Lo and behold! In-depth night is May 29th, precisely 47 days, 9 hours, and approximately 18 minutes from now.
But, after subtracting adventure trips and other miscellaneous things…it might as well be a week.
Oh well! It’s completely possible to compress weeks of work into barely a week of time.
I’m working on a few larger projects that will stay secret until In-Depth, but there will be sneak peeks posted here.
Concepts, perhaps my favourite concept of all. Meta-concepts! Waxing poetic may just be my second favourite, however.
- The concept of creation
- The idea of infinite possibility sprouting from a block of polyvinyl chloride-a completely fluid, abstract material that is at once something and nothing. Schrodinger’s polymer, if you will. And having it go through a process that transforms it from soft and changeable to a frozen constant of cured polymers. The handmade part is also important, as it is the action that creates, redefines and redistributes the material. In this case, the practical idea takes form in the part where the clay actually takes form.
- The concept of imitation
- The idea of using something that is definitely not organic material to mimic something living, like a plant. The techniques used for this kind of imitation is always amazing, and learning them myself is one of many awe-inspiring things part of in-depth so far. Using drag tools for creating striations for a single aloe leaf, or rolling canes to create realistic leaf veins…these are just barely scratching the surface. Here, the practical idea is recreation.

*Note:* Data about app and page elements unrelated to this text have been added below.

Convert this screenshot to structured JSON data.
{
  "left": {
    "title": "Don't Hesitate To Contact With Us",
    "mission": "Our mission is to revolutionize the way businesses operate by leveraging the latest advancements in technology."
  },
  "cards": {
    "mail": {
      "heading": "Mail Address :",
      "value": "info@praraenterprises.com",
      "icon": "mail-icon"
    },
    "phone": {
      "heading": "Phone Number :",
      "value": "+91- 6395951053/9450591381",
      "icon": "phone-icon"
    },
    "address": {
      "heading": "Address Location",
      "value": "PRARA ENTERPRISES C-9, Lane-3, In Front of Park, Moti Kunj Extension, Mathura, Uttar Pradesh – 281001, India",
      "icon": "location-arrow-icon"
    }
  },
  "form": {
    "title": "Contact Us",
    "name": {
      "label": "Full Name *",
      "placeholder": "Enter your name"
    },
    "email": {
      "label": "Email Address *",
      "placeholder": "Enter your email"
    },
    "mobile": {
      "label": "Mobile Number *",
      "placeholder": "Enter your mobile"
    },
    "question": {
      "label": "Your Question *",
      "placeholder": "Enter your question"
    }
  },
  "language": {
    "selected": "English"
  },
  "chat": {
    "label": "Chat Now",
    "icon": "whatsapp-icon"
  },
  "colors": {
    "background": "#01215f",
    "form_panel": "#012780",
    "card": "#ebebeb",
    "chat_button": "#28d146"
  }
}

- The concept of “remixing”
- To take things apart and put them back together is something else: but it was never a written rule that what was taken apart had to be put back the exact same way. By taking and remaking bits of materials I could not produce or safely work with at home, I was able to make things that were greater than the sum of it’s parts.

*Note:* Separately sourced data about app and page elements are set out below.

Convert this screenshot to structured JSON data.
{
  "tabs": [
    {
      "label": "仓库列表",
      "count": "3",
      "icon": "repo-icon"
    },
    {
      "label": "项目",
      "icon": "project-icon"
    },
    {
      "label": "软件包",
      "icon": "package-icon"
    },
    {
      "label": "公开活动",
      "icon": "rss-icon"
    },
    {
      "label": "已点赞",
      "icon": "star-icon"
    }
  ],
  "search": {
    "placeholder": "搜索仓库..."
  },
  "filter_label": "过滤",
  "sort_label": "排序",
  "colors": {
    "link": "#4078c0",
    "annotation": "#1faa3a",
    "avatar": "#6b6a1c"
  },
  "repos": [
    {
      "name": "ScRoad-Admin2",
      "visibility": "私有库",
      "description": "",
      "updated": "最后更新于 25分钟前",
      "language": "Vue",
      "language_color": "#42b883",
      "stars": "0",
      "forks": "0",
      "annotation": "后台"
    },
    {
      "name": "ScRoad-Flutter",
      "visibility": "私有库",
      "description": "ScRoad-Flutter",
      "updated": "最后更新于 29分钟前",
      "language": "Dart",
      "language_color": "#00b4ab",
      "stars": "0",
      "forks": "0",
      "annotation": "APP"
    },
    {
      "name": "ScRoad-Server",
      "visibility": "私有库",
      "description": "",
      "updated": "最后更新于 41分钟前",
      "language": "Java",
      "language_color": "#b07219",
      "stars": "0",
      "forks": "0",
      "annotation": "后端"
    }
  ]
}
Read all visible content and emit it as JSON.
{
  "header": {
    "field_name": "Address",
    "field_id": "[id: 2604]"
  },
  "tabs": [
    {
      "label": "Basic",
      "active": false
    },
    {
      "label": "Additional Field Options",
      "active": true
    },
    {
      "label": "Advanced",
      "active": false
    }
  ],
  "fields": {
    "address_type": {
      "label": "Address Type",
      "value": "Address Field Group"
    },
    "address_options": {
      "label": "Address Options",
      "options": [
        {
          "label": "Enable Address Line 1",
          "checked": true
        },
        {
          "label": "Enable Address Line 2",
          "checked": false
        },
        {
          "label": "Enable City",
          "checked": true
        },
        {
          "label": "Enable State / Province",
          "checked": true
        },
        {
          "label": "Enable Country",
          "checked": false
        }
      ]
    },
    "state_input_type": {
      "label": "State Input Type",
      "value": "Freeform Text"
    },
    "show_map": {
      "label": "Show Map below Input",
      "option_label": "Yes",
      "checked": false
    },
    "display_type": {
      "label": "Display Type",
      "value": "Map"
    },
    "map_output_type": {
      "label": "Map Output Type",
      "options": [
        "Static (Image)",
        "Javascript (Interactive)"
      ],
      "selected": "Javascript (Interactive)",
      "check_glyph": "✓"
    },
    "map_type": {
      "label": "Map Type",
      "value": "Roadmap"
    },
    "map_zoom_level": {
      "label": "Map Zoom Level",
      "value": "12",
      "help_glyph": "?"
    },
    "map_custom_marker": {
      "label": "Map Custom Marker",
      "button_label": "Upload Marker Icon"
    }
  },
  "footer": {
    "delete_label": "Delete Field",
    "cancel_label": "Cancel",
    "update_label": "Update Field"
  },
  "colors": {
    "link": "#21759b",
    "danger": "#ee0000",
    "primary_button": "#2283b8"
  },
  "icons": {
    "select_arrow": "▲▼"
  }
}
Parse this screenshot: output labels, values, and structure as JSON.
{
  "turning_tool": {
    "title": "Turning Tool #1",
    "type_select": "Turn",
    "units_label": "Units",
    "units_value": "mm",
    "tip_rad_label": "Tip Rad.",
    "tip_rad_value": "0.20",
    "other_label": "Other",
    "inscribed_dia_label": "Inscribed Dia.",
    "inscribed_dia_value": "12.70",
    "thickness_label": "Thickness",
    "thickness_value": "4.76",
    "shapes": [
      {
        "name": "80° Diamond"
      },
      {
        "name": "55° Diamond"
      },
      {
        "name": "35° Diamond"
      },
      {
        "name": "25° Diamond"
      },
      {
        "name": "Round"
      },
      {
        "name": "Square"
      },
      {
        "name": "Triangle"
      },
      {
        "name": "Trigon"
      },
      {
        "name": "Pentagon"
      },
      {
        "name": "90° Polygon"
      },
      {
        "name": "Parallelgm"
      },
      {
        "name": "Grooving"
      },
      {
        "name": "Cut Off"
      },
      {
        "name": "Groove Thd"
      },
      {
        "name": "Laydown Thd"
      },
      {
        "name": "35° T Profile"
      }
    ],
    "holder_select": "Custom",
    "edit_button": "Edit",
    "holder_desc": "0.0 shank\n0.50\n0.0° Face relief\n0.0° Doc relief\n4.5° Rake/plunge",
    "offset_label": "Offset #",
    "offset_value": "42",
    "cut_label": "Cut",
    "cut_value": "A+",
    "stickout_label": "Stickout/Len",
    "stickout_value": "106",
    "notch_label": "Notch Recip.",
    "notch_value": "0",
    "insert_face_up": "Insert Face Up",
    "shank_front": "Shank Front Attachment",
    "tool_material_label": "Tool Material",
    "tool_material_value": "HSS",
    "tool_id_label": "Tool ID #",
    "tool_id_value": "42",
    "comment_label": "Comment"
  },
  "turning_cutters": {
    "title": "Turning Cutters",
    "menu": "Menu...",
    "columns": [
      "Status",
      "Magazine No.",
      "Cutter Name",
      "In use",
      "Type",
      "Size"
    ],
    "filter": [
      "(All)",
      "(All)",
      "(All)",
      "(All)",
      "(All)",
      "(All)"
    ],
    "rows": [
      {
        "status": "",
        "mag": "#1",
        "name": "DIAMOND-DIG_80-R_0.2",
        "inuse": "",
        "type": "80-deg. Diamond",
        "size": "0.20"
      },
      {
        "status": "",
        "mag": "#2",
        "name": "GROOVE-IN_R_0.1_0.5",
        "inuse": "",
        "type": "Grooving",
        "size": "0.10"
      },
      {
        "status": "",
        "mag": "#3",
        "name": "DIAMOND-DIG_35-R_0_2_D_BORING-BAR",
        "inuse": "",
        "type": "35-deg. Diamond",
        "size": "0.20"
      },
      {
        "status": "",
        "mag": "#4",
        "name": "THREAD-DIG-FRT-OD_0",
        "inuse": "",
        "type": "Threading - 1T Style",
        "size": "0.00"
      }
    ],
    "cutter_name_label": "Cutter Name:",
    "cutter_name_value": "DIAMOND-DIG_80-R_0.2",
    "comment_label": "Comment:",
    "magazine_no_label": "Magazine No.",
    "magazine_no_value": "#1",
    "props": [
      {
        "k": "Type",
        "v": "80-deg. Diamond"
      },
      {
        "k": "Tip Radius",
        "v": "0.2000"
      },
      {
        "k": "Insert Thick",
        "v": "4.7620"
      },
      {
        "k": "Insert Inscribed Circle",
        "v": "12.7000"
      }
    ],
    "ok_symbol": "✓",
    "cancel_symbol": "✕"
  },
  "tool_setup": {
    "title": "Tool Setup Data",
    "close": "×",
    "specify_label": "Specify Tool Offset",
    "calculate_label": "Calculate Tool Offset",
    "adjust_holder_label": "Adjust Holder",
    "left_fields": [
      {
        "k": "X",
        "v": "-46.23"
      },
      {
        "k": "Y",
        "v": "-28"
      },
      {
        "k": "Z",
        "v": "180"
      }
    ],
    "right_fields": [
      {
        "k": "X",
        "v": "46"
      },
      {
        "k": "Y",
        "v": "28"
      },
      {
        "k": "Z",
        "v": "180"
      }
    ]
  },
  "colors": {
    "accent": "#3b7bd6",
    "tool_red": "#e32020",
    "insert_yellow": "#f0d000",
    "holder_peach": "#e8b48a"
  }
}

- A few alternatives my mentor has suggested:
- When I mentioned a problem with the thinness and durability (or lack thereof) of clay, she suggested using resin, or at least attempting something along the same lines. However, since resin is expensive and kind of tricky to work with, I won’t be trying it until I’ve done more research.

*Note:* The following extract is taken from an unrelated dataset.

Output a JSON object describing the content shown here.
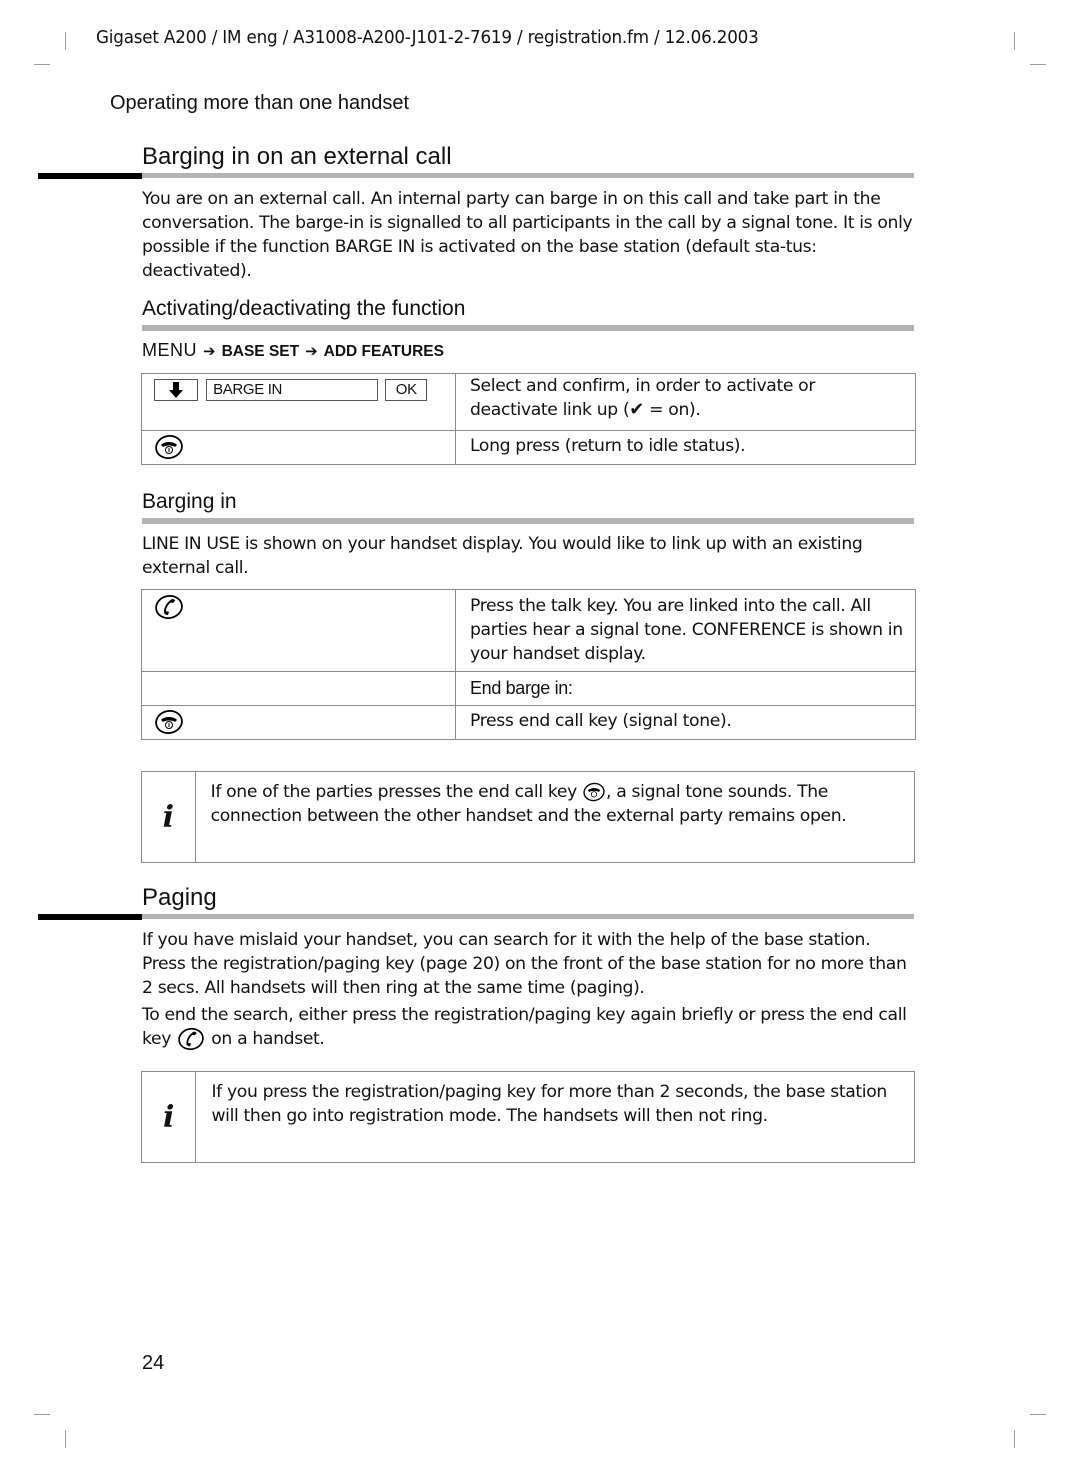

- In exchange for using embossing powders to produce a metallic shine, she suggested using a good pigmented acrylic paint, allowing for better coverage as well as a more controlled finish. This one I liked a lot, as the embossing powders sometimes melted unevenly and made a perfectly well-done piece look unprofessional or flawed.
- I mentioned disliking the look of fingerprints on my clay, as it shows up really clearly if the piece is painted afterwards. However, I also really hated the feeling of wearing gloves, as they rarely fit well, and get too hot very easily. She suggested “finger-gloves”, a technique where you cut some cheap latex glove fingers off and put them on one’s fingers separately, allowing for good airflow through the fingers and still eliminating fingerprints.
The first ring I’ve made using the blanks! To celebrate the cherry blossom blooming, of course.
You can see the fingerprints, but that was kept for artistic choice, especially to mimic plant veins. The white patches in the middle is white pearl paint, reflecting the sunlight.